Smokes should not be on a dedicated cicruit. That makes it too easy for someone turn them off or for them to trip the breaker and no one knows about it. They should be on a circuit with often used lights.

    Bookmark   April 6, 2010 at 10:28AM
Thank you for reporting this comment. Undo
junkmailhold

My smoke detectors are not on a separate circuit. Each smoke detector appears to be on the same circuit as the respective room they are in (i.e. bed 1 breaker turns off all lights and outlets and smoke detector for that room, bed 2 does the same, etc.).

So does anyone know where I can tap the ground from? Is there normally ground to a smoke detector?

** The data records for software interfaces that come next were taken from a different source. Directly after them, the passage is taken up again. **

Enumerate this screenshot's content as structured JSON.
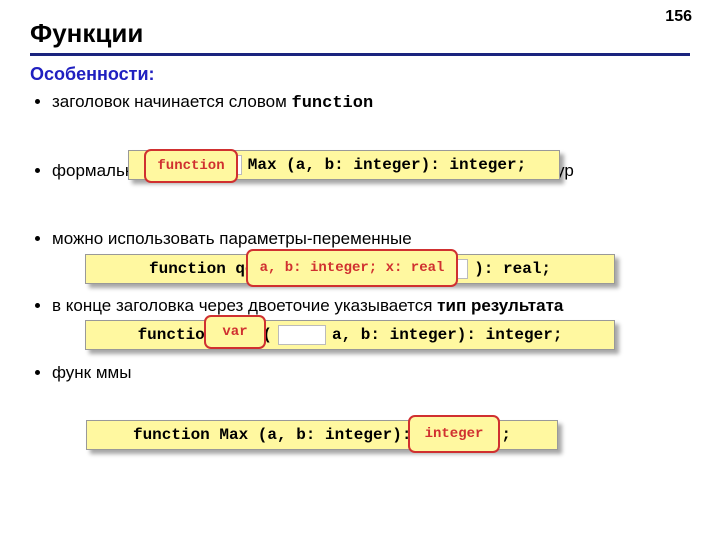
{
  "page_number": "156",
  "title": "Функции",
  "subheading": "Особенности:",
  "bullets": [
    {
      "pre": "заголовок начинается словом ",
      "mono": "function",
      "post": ""
    },
    {
      "pre": "формальные параметры описываются так же, как и для процедур",
      "mono": "",
      "post": ""
    },
    {
      "pre": "можно использовать параметры-переменные",
      "mono": "",
      "post": ""
    },
    {
      "pre": "в конце заголовка через двоеточие указывается ",
      "mono": "",
      "bold": "тип результата"
    },
    {
      "pre": "функ                                                    ммы",
      "mono": "",
      "post": ""
    }
  ],
  "code_lines": {
    "line1": {
      "head": "",
      "mid": "Max (a, b: integer): integer;",
      "highlight": "function"
    },
    "line2": {
      "head": "function qq(",
      "tail": "): real;",
      "highlight": "a, b: integer; x: real"
    },
    "line3": {
      "head": "function Max (",
      "tail": "a, b: integer): integer;",
      "highlight": "var"
    },
    "line4": {
      "head": "function Max (a, b: integer):",
      "tail": ";",
      "highlight": "integer"
    }
  }
}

    Bookmark   April 6, 2010 at 11:52AM
Thank you for reporting this comment. Undo
kudzu9

Is this ceiling accessible from an attic?

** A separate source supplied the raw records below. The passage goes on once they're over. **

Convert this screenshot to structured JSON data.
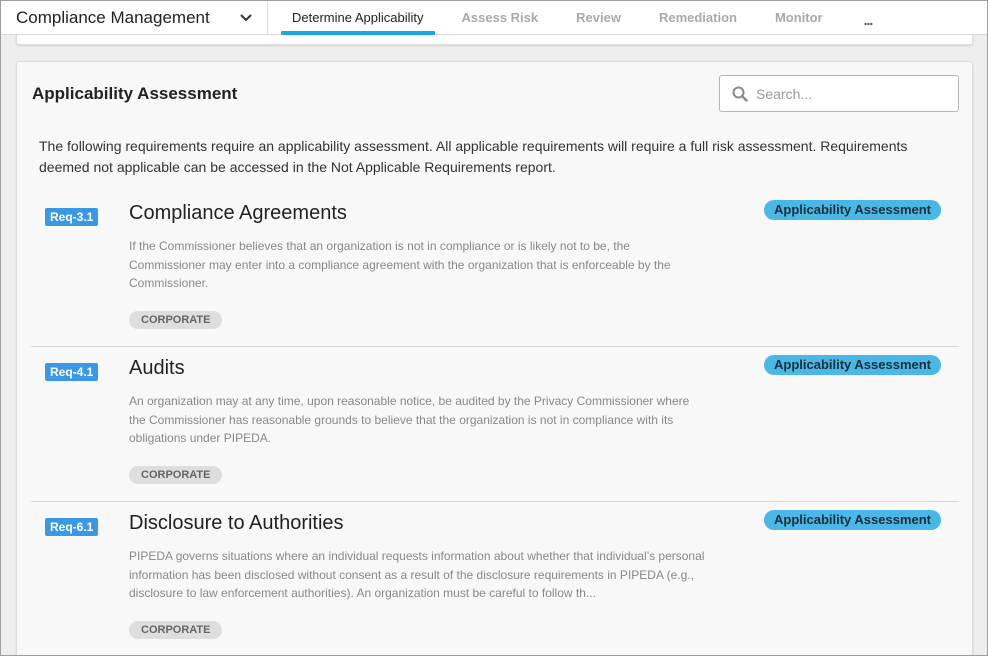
{
  "app": {
    "title": "Compliance Management"
  },
  "tabs": [
    {
      "label": "Determine Applicability",
      "active": true
    },
    {
      "label": "Assess Risk",
      "active": false
    },
    {
      "label": "Review",
      "active": false
    },
    {
      "label": "Remediation",
      "active": false
    },
    {
      "label": "Monitor",
      "active": false
    }
  ],
  "more_label": "...",
  "panel": {
    "title": "Applicability Assessment",
    "search_placeholder": "Search...",
    "intro": "The following requirements require an applicability assessment. All applicable requirements will require a full risk assessment. Requirements deemed not applicable can be accessed in the Not Applicable Requirements report."
  },
  "requirements": [
    {
      "id": "Req-3.1",
      "title": "Compliance Agreements",
      "description": "If the Commissioner believes that an organization is not in compliance or is likely not to be, the Commissioner may enter into a compliance agreement with the organization that is enforceable by the Commissioner.",
      "tag": "CORPORATE",
      "status": "Applicability Assessment"
    },
    {
      "id": "Req-4.1",
      "title": "Audits",
      "description": "An organization may at any time, upon reasonable notice, be audited by the Privacy Commissioner where the Commissioner has reasonable grounds to believe that the organization is not in compliance with its obligations under PIPEDA.",
      "tag": "CORPORATE",
      "status": "Applicability Assessment"
    },
    {
      "id": "Req-6.1",
      "title": "Disclosure to Authorities",
      "description": "PIPEDA governs situations where an individual requests information about whether that individual’s personal information has been disclosed without consent as a result of the disclosure requirements in PIPEDA (e.g., disclosure to law enforcement authorities). An organization must be careful to follow th...",
      "tag": "CORPORATE",
      "status": "Applicability Assessment"
    }
  ],
  "colors": {
    "accent": "#1aa6df",
    "req_id_badge": "#3b98e4",
    "status_pill": "#4ab8e6",
    "tag_bg": "#dedede"
  },
  "icons": {
    "chevron": "chevron-down-icon",
    "search": "search-icon",
    "more": "more-horizontal-icon"
  }
}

    Bookmark   April 6, 2010 at 12:26PM
Thank you for reporting this comment. Undo
junkmailhold

Yes, the attic is where I will be gaining access.

    Bookmark   April 6, 2010 at 3:19PM
Thank you for reporting this comment. Undo
brickeyee

"For safety reasons, smoke detectors should be on their own circuit. You don't want someone to trip the breaker with a hair dryer or something and cut the power to your home's smoke detectors."

That is why AC powered smokes have a battery backup, and should start chirping if the AC is missing.

"For safety reasons, smoke detectors should be on their own circuit. You don't want someone to trip the breaker with a hair dryer or something and cut the power to your home's smoke detectors."

This is actually a better solution, and with the AFCI requirement the smokes need to be on the bedroom breaker anyway since they are an 'outlet.'

The same thing goes for that freezer in the basement.
It should share a light used on a daily basis.
You NEED to know if power is off.

    Bookmark   April 6, 2010 at 3:26PM
Thank you for reporting this comment. Undo
kudzu9

junkmailhold-
If you have attic access, you could patch into any number of other circuits running through there. One way to do that legally so you don't have a junction box that doesn't comply with code is to make the connections in a new junction box that has a lamp base mounted on it. You'd have an additional source of light for the attic and a legal junction box.

    Bookmark   April 7, 2010 at 7:54PM
Thank you for reporting this comment. Undo
pharkus

Uggh.

He hasn't defined the purpose of the outlet, but given that it's in the ceiling, I don't think anybody's going to be plugging a hair dryer into it.

junkmailhold, the existing smoke detector should be wired up with the same type of cable used for every other device in your house - meaning that there is probably already a ground conductor there.

I'm with those who are saying the smoke detector needs to NOT be on a dedicated circuit, and even without knowing what you intend to use the outlet for, I'm saying what you intend to do is fine.

    Bookmark   April 7, 2010 at 9:12PM
Thank you for reporting this comment. Undo
junkmailhold

Sorry, I didn't think the purpose of the outlet mattered. I am installing a ceiling outlet for a projector in a media room.

So no, it won't be an iron or a hair dryer or vacuum or anything high-draw like that.

Sounds like the smoke detector is a good tapping point then. I asked about it because it's only like 5 ft from where I want the outlet and it's on the same ceiling.

Thanks for the info guys!

    Bookmark   April 8, 2010 at 1:47AM
Thank you for reporting this comment. Undo
globe199

Projectors can draw huge amounts of current. It's probably still not a big deal, but they typically are not light-weight devices, electrically speaking.

    Bookmark   April 8, 2010 at 11:22AM
Sign Up to comment
More Discussions
How to get garage freezer to work in cold weather
I have a 7-year-old GE refrigerator/freezer in my unheated,...
amyf5
Well this sucks
Just when you thought the idiot popup ads in the gardenweb...
Ron Natalie
Lights Flickering...
We paid an electrician to put in a ceiling light in...
regina_phalange
Too much load for circuit?
I have 200 amp service to the main panel (which has...
zver11
Looking for Ideas For Lighting at base of 300' long driveway
Sorry for the "picture through the screen"...
dixieman
People viewed this after searching for:
© 2015 Houzz Inc. Houzz® The new way to design your home™